More painful still was mostly sitting around since then. “I leave now most of all with the desire to once again do regular, meaningful reporting. My departure before the term of my contract represents CBS’s final acknowledgement, after a protracted struggle, that they had not lived up to their obligation to allow me to do substantive work there,” Rather said in a statement. “As for their offers of a future with only an office but no assignments, it just isn’t in me to sit around doing nothing.”

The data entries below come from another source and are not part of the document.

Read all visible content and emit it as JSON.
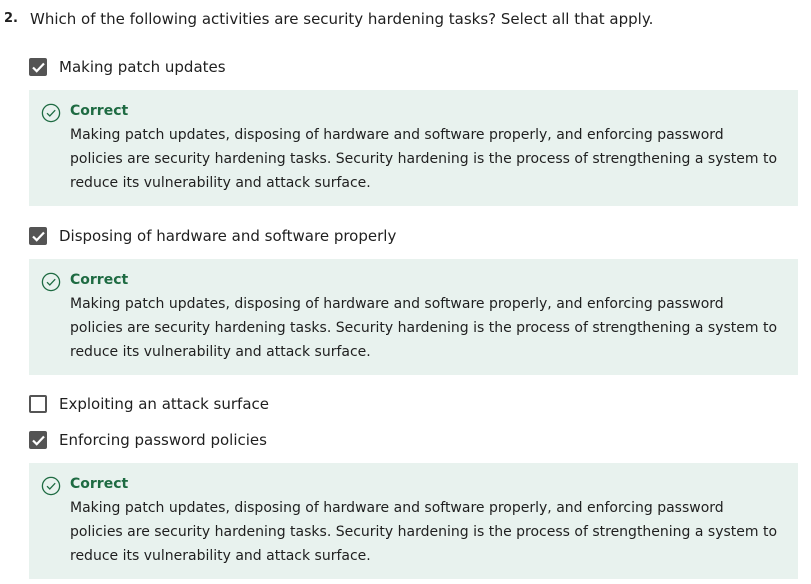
{
  "question": {
    "number": "2.",
    "text": "Which of the following activities are security hardening tasks? Select all that apply."
  },
  "options": [
    {
      "label": "Making patch updates",
      "checked": true,
      "feedback": {
        "status": "Correct",
        "text": "Making patch updates, disposing of hardware and software properly, and enforcing password policies are security hardening tasks. Security hardening is the process of strengthening a system to reduce its vulnerability and attack surface."
      }
    },
    {
      "label": "Disposing of hardware and software properly",
      "checked": true,
      "feedback": {
        "status": "Correct",
        "text": "Making patch updates, disposing of hardware and software properly, and enforcing password policies are security hardening tasks. Security hardening is the process of strengthening a system to reduce its vulnerability and attack surface."
      }
    },
    {
      "label": "Exploiting an attack surface",
      "checked": false
    },
    {
      "label": "Enforcing password policies",
      "checked": true,
      "feedback": {
        "status": "Correct",
        "text": "Making patch updates, disposing of hardware and software properly, and enforcing password policies are security hardening tasks. Security hardening is the process of strengthening a system to reduce its vulnerability and attack surface."
      }
    }
  ],
  "colors": {
    "checkbox": "#545454",
    "feedback_bg": "#e8f2ee",
    "correct_green": "#1e6b42"
  },
  "icons": {
    "checkmark": "checkmark-icon",
    "correct": "check-circle-icon"
  }
}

CBS News announced that it plans a prime-time special dedicated to Rather’s career this fall, and that it would make a contribution to his alma mater, Sam Houston State. “Of all the famous names associated with CBS News, the biggest and brightest on the marquee are Murrow, Cronkite and Rather. With the utmost respect, we mark the extraordinary and singular role Dan has played in writing the script of not only CBS News, but of broadcast journalism,” said Sean McManus, CBS News president, in a statement.
“There will always be a part of Dan Rather at CBS News. He is truly a ‘reporter’s reporter,’ and he has helped to train several generations of broadcast journalists. His legacy cannot be replicated,” McManus gushed.
During his distinguished career with CBS News, Rather wrote six books, anchored six presidential election campaigns, and covered a dozen wars on five continents. In 1986 Rather was attacked and badly beaten on Park Avenue by a deranged man later convicted of murdering an NBC stagehand. Rather’s recollection of his attacker’s words, “What’s the frequency, Kenneth?” became the title of an R.E.M. song.
“Time has a way of introducing wisdom to someone’s legacy and history,” said former president of CBS News and now chairman and CEO of Sony Corp of America, Howard Stringer, of Rather.
“You’ll remember Dan for all those images of Dan on the front lines of every major story since the Civil Rights crisis – and being committed to the telling of those stories. That legacy will be a window into broadcast journalism that will become more valuable as time passes,” Stringer said.
Rather told the New York Times that he is considering an offer from Dallas Mavericks owner Mark Cuban to do a weekly news program for Cuban’s HDNet cable channel.